Caused by organisms collectively referred to as Leptospira Hardjo (Leptospira borgspetersenii serovar Hardjo and Leptospira interrogans serovar Hardjo).
- Milk drop.
- Infertility and abortion (usually during the second half of pregnancy).
- Birth of weak calves with a poor survival rate.
- L. Hardjo localises in the kidneys and the male and female genital tracts after infection and is shed in the urine. Some animals excrete it continuously for a short time and then stop; others shed either continuously or intermittently for life.
Introduction and spread
- Usually introduced by the purchase of infected cattle.
- Infection spread by contact with infected urine, infected bulls, sheep or contaminated water or pasture.
- Losses due to disease in cattle.
- Risk of infection in humans, with flu-like symptoms and severe headaches. Dairymen in the parlour are at particular risk and herd owners should be aware of their responsibilities under the Control of Substances Hazardous to Health (COSHH) regulations.
- Testing programme using blood and milk samples to identify and remove potential carrier cattle. Screening and eradication
- Appropriate biosecurity to avoid reintroduction. Note that not all carrier cattle will be seropositive at the time of testing. As a result, testing of cattle in quarantine cannot guarantee that they are free of infection. It is recommended that all cattle being added to member herds should be treated twice with dihydrostreptomycin (25mg/kg) at a 14 day interval, or long-acting amoxycillin (15mg/kg) 48 hours apart (ensuring that the correct milk withdrawal times are observed) to further minimize the risk of introducing carrier animals.

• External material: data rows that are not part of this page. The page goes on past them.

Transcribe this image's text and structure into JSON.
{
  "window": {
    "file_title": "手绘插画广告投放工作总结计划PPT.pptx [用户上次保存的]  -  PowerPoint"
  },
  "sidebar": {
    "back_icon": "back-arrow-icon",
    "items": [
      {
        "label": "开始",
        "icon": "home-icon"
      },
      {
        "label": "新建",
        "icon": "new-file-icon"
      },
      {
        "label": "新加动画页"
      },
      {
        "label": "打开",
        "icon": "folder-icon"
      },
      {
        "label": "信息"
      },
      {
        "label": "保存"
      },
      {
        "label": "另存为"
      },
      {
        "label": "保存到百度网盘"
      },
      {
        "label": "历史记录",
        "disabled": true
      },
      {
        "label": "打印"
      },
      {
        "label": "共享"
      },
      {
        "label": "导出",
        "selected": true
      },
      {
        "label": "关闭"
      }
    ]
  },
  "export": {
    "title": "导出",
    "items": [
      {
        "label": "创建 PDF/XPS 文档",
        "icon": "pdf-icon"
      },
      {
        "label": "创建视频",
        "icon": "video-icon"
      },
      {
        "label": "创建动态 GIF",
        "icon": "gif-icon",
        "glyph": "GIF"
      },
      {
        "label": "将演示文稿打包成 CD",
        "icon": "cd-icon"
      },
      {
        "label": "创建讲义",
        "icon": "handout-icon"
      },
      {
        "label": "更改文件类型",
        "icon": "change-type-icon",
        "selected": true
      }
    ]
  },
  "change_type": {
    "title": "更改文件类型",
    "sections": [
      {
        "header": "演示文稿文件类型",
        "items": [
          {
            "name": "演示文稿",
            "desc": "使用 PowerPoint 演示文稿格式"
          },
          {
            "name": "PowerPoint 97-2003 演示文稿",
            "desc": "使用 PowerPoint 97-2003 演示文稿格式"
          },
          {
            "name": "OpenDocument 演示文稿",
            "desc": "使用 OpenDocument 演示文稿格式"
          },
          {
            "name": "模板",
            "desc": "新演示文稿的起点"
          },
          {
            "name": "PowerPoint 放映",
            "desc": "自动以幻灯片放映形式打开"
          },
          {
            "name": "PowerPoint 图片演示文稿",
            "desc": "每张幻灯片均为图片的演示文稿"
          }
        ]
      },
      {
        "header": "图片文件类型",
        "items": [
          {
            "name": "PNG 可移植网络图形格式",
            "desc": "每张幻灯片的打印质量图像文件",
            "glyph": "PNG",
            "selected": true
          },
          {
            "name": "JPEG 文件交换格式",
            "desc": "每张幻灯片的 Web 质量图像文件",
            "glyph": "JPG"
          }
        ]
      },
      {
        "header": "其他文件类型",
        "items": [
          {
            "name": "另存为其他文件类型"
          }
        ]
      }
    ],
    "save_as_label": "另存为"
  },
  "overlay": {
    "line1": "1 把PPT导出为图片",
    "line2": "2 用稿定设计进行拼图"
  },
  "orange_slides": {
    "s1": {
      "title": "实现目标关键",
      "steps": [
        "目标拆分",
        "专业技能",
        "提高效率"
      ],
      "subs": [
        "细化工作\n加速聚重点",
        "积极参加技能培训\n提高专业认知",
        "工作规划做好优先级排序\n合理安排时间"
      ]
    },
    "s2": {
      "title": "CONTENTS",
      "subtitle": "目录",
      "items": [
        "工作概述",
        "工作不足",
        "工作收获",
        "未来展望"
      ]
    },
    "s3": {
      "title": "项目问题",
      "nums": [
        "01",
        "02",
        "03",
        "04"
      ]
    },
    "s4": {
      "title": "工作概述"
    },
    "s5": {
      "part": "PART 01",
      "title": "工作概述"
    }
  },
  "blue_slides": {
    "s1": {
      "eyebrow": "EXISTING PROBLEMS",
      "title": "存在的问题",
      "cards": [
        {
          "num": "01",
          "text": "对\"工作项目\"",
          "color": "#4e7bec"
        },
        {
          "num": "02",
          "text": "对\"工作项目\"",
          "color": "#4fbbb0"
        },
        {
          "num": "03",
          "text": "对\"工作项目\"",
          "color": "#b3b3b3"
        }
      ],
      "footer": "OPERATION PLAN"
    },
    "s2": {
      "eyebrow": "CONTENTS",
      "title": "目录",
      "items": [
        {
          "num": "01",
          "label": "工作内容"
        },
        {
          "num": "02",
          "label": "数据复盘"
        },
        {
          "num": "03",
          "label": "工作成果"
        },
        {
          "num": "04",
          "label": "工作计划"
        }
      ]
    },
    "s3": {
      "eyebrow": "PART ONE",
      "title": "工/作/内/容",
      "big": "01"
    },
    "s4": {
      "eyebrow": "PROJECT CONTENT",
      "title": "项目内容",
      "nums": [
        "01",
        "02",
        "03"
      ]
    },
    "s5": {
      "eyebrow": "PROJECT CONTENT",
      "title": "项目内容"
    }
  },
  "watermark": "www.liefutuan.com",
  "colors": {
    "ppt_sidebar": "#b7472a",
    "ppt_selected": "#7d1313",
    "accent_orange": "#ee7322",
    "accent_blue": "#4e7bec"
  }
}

- Culling, vaccination and antibiotic treatment can all play a role in eradicating infection from herds.